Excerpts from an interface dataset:
--- START ---

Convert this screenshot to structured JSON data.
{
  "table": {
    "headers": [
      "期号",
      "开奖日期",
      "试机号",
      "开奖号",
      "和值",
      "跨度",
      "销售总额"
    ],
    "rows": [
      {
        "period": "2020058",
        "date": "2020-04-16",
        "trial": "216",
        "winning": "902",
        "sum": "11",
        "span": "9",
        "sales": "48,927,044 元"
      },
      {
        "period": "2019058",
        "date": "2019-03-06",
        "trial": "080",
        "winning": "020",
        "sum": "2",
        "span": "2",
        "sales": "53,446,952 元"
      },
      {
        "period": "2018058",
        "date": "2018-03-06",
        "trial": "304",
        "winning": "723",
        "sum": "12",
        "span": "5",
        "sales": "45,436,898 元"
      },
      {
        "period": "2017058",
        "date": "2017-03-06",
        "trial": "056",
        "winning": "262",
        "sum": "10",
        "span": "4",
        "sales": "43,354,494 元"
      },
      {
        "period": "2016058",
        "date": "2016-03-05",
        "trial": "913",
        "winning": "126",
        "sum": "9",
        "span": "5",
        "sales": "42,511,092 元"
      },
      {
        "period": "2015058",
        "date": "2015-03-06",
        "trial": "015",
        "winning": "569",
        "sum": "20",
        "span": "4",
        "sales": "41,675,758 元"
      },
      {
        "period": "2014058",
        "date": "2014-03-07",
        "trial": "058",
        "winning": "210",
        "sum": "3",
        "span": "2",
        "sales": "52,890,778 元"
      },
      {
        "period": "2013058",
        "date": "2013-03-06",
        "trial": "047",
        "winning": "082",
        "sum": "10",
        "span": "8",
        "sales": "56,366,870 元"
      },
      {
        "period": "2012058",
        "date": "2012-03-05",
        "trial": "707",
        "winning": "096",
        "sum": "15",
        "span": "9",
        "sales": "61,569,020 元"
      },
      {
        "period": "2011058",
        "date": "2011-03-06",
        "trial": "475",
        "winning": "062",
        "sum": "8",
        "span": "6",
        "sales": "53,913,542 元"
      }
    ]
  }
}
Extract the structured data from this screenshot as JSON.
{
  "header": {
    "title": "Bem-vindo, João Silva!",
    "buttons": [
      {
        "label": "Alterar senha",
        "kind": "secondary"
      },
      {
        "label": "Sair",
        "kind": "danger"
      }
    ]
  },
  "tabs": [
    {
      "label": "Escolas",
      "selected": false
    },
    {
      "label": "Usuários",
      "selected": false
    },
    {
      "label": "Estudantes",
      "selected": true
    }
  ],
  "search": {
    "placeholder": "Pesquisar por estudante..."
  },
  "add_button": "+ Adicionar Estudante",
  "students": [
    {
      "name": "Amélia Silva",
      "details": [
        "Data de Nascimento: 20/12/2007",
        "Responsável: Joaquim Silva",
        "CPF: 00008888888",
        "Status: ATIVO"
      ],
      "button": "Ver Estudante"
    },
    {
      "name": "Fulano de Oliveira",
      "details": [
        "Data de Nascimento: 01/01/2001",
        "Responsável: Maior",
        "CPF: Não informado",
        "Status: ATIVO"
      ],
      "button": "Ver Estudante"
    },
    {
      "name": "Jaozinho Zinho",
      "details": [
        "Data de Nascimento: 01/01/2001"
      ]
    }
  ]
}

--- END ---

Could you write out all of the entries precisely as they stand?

Convert this screenshot to structured JSON data.
{
  "table": {
    "headers": [
      "期号",
      "开奖日期",
      "试机号",
      "开奖号",
      "和值",
      "跨度",
      "销售总额"
    ],
    "rows": [
      {
        "period": "2020058",
        "date": "2020-04-16",
        "trial": "216",
        "winning": "902",
        "sum": "11",
        "span": "9",
        "sales": "48,927,044 元"
      },
      {
        "period": "2019058",
        "date": "2019-03-06",
        "trial": "080",
        "winning": "020",
        "sum": "2",
        "span": "2",
        "sales": "53,446,952 元"
      },
      {
        "period": "2018058",
        "date": "2018-03-06",
        "trial": "304",
        "winning": "723",
        "sum": "12",
        "span": "5",
        "sales": "45,436,898 元"
      },
      {
        "period": "2017058",
        "date": "2017-03-06",
        "trial": "056",
        "winning": "262",
        "sum": "10",
        "span": "4",
        "sales": "43,354,494 元"
      },
      {
        "period": "2016058",
        "date": "2016-03-05",
        "trial": "913",
        "winning": "126",
        "sum": "9",
        "span": "5",
        "sales": "42,511,092 元"
      },
      {
        "period": "2015058",
        "date": "2015-03-06",
        "trial": "015",
        "winning": "569",
        "sum": "20",
        "span": "4",
        "sales": "41,675,758 元"
      },
      {
        "period": "2014058",
        "date": "2014-03-07",
        "trial": "058",
        "winning": "210",
        "sum": "3",
        "span": "2",
        "sales": "52,890,778 元"
      },
      {
        "period": "2013058",
        "date": "2013-03-06",
        "trial": "047",
        "winning": "082",
        "sum": "10",
        "span": "8",
        "sales": "56,366,870 元"
      },
      {
        "period": "2012058",
        "date": "2012-03-05",
        "trial": "707",
        "winning": "096",
        "sum": "15",
        "span": "9",
        "sales": "61,569,020 元"
      },
      {
        "period": "2011058",
        "date": "2011-03-06",
        "trial": "475",
        "winning": "062",
        "sum": "8",
        "span": "6",
        "sales": "53,913,542 元"
      }
    ]
  }
}
Extract the structured data from this screenshot as JSON.
{
  "header": {
    "title": "Bem-vindo, João Silva!",
    "buttons": [
      {
        "label": "Alterar senha",
        "kind": "secondary"
      },
      {
        "label": "Sair",
        "kind": "danger"
      }
    ]
  },
  "tabs": [
    {
      "label": "Escolas",
      "selected": false
    },
    {
      "label": "Usuários",
      "selected": false
    },
    {
      "label": "Estudantes",
      "selected": true
    }
  ],
  "search": {
    "placeholder": "Pesquisar por estudante..."
  },
  "add_button": "+ Adicionar Estudante",
  "students": [
    {
      "name": "Amélia Silva",
      "details": [
        "Data de Nascimento: 20/12/2007",
        "Responsável: Joaquim Silva",
        "CPF: 00008888888",
        "Status: ATIVO"
      ],
      "button": "Ver Estudante"
    },
    {
      "name": "Fulano de Oliveira",
      "details": [
        "Data de Nascimento: 01/01/2001",
        "Responsável: Maior",
        "CPF: Não informado",
        "Status: ATIVO"
      ],
      "button": "Ver Estudante"
    },
    {
      "name": "Jaozinho Zinho",
      "details": [
        "Data de Nascimento: 01/01/2001"
      ]
    }
  ]
}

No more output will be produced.